South Boston Naval Annex Building 16 – Love of Photography
In the previous 3 posts on Building 16, I have not yet touched on the most important thing about it. It is the reason I have 20 trips here in my Lightroom catalog and it is the reason I love this empty warehouse so much and care so much about it’s ultimate fate. That reason is: the light.
The light in Warehouse 16 is ridiculously good. It’s magical. The light here is more consistent than anywhere (abandoned or not) that I have ever photographed. The top floor was basically a photo studio every afternoon.
It wasn’t just the light though. It was the textures and the colors too.
And it wasn’t only the light and the textures and the colors. If you’ve spent any time on my site at all, you may have noticed that my years shooting abandoned architecture focused pretty heavily on angles and, specifically, vanishing point shots. Building 16 was the vanishing point Shangri-La.
While I mostly keep my model photography separate from my architecture photography on this site, it would be ridiculous not to include one of my favorite pictures I have ever taken in this set about photography in Building 16. I named my site “desolate metropolis” because of my aversion to having people in my shots. I came up with the name before I ever visited an abandoned building, but the title certainly worked for that too.

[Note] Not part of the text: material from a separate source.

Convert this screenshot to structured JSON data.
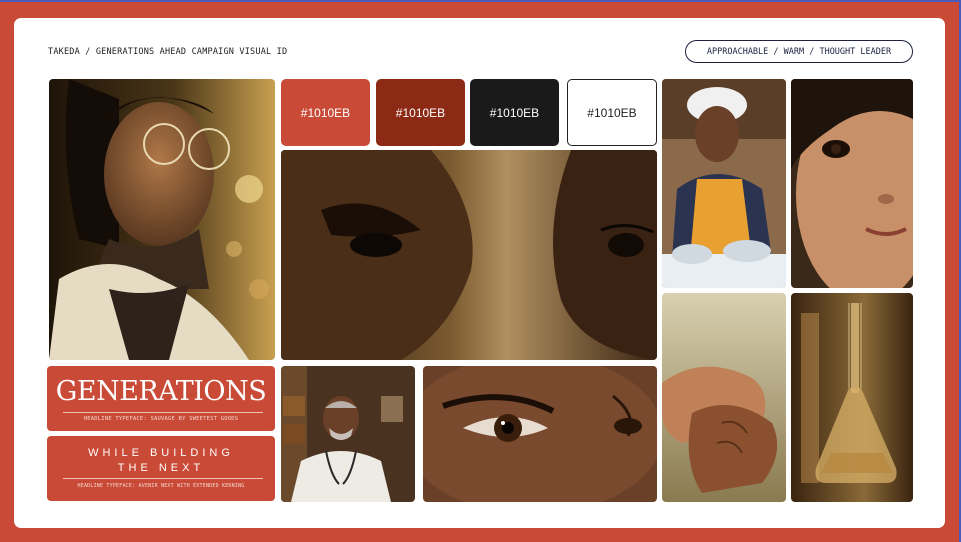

There was a time when you could never have convinced me that I would ever work with models, much less regard those shots as my favorites, but here we are. As with most of my work with models, a good portion of the credit must go to the model here. I’ve learned a lot working with models over the years, but I am never going to be someone who can tell a model how to pose. Fortunately, what I enjoy is working with experienced models who bring something of themselves to the shoot. I have always wanted it to be a collaboration rather than an execution of some preconceived vision I have. My model here is a great person I worked with several times and I will always be thankful to her. It was her idea to climb up in this window!

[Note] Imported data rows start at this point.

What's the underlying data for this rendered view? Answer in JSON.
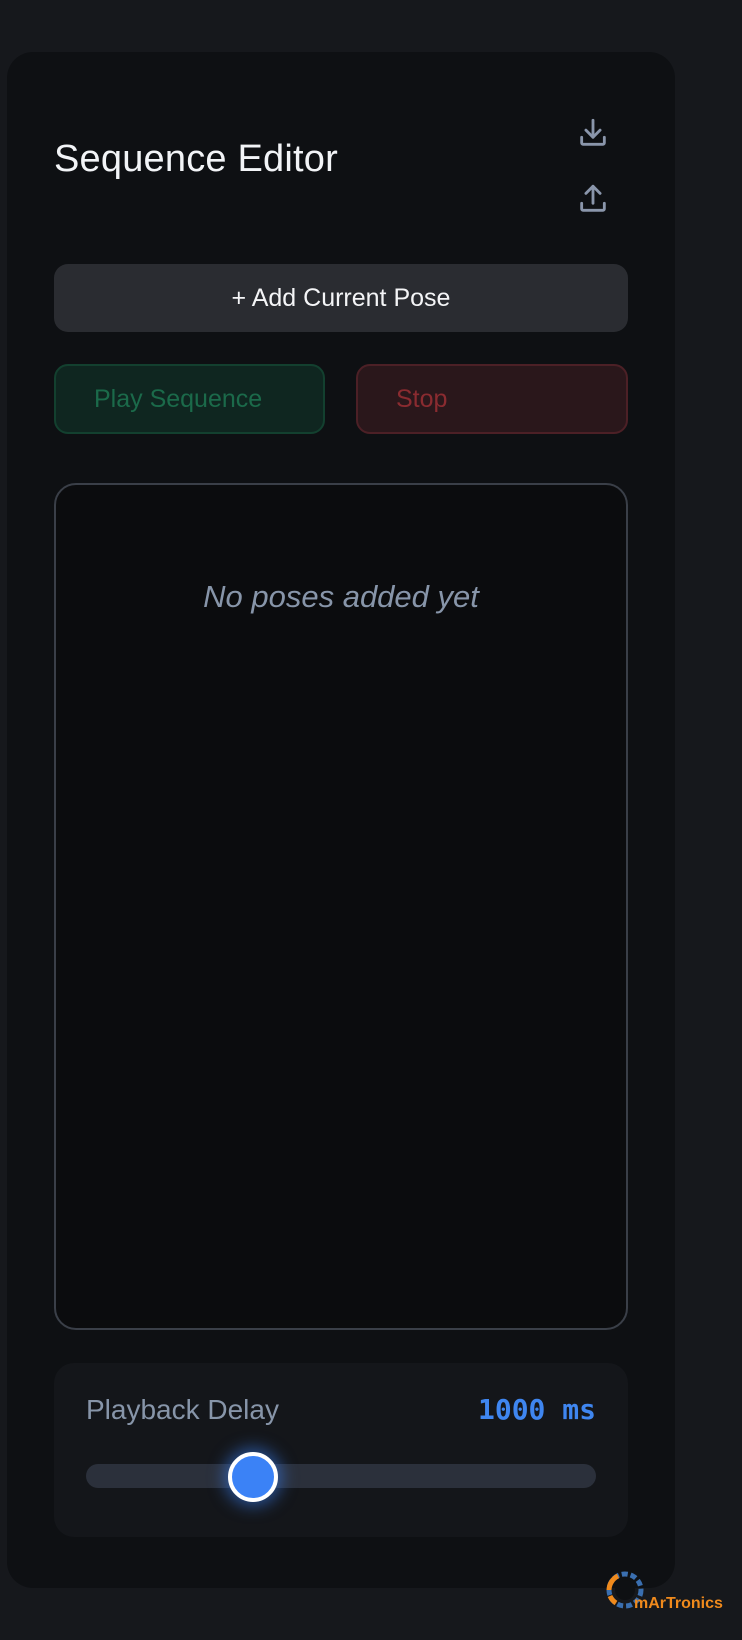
{
  "panel": {
    "title": "Sequence Editor",
    "download_icon": "download-icon",
    "upload_icon": "upload-icon"
  },
  "actions": {
    "add_label": "+ Add Current Pose",
    "play_label": "Play Sequence",
    "stop_label": "Stop"
  },
  "pose_list": {
    "empty_message": "No poses added yet"
  },
  "playback": {
    "label": "Playback Delay",
    "value_text": "1000 ms",
    "slider_fraction": 0.32
  },
  "brand": {
    "name": "mArTronics"
  },
  "colors": {
    "accent": "#3b82f6",
    "play": "#1b6a4a",
    "stop": "#8a2b30",
    "brand": "#f08a1c"
  }
}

There are abandoned buildings that just produce in terms of photography. I think most people who have spent a lot of time photographing abandoned buildings have a place like this. You can go there and get shots every time. “It’s empty” is something you find yourself saying about a lot of buildings that didn’t turn out to be very good, but I’ve also found it’s true of the best buildings. Kirkbrides are like this. They are almost always empty, but there’s just something about them that you can photograph 100 times and still find something new every time. Building 16 was like this for me. I have so many good frames from here, I could probably dig into the archive and produce enough shots for another post or two.
Exploring abandoned buildings is a hobby filled with disappointment. Despite the “take only pictures, leave only footprints” ethos that a lot of explorers subscribe to, the reality is that most buildings are demolished, partially demolished, or renovated to a point where they are barely recognizable. If Danvers State Hospital gets chopped up and Taunton State Hospital gets completely demoed, what chance does a more pedestrian building have?

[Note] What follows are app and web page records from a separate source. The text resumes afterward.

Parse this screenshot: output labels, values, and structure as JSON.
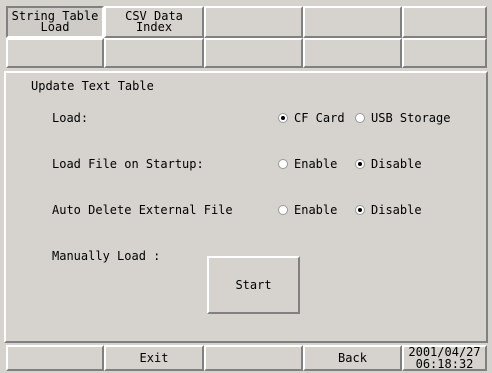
{
  "tabs": [
    {
      "label": "String Table\nLoad",
      "active": true
    },
    {
      "label": "CSV Data Index",
      "active": false
    }
  ],
  "section_title": "Update Text Table",
  "settings": {
    "load": {
      "label": "Load:",
      "options": [
        "CF Card",
        "USB Storage"
      ],
      "selected": "CF Card"
    },
    "startup": {
      "label": "Load File on Startup:",
      "options": [
        "Enable",
        "Disable"
      ],
      "selected": "Disable"
    },
    "auto_delete": {
      "label": "Auto Delete External File",
      "options": [
        "Enable",
        "Disable"
      ],
      "selected": "Disable"
    },
    "manual": {
      "label": "Manually Load :",
      "button_label": "Start"
    }
  },
  "footer": {
    "exit_label": "Exit",
    "back_label": "Back",
    "date": "2001/04/27",
    "time": "06:18:32"
  }
}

Throughout the years of visiting Warehouse 16 this was always on my mind. The ground floor is a cavernous warehouse that was pretty beat up, with a crane I suspected would never move again. There were a few things stored there over the years, the fire department was using it to practice cutting up cars at one point, but nothing substantial. All the wooden portions of the upper floor needed to go, it was fairly dirty, it probably had some remediation work that needed to happen, etc.
The outside of the building had a couple of somewhat interesting features at the ground level but there was tons of corrugated metal, foggy windows for the first level, and other features that would not fit with the aesthetic of the new “Seaport District” that was rapidly being constructed nearby. I figured the building was a gonner.
Imagine my surprise when we were out on our boat in Boston Harbor and I noticed construction equipment and a few new windows going in to Building 16.
I was only able to locate a couple of cell phone pictures from our boat, but Building 16 has subsequently been fully renovated. At some point I will take a trip down there to get a few shots of the completed renovation. It was such an incredible relief to see this building saved. I can’t say that the outside is beautiful, or architecturally significant, or anything like that. But I love this place. I visited…constantly…during my exploring years. I went alone and I went with friends. I went in the middle of the night and the middle of the day. I went to drink beer and I went to focus on photography. I shot architecture, models, and even a few product shots. I pulled some of my favorite photographs out of this place. In terms of the photographer’s timeline…what gear I was shooting with…I shot with 4 different cameras in two different systems. Knowing that one of my favorite places will persist as a reminder of the area’s industrial and military history even as more high rise condo blocks and facy restaurants go up nearby is the best resolution to this story that I can possibly imagine.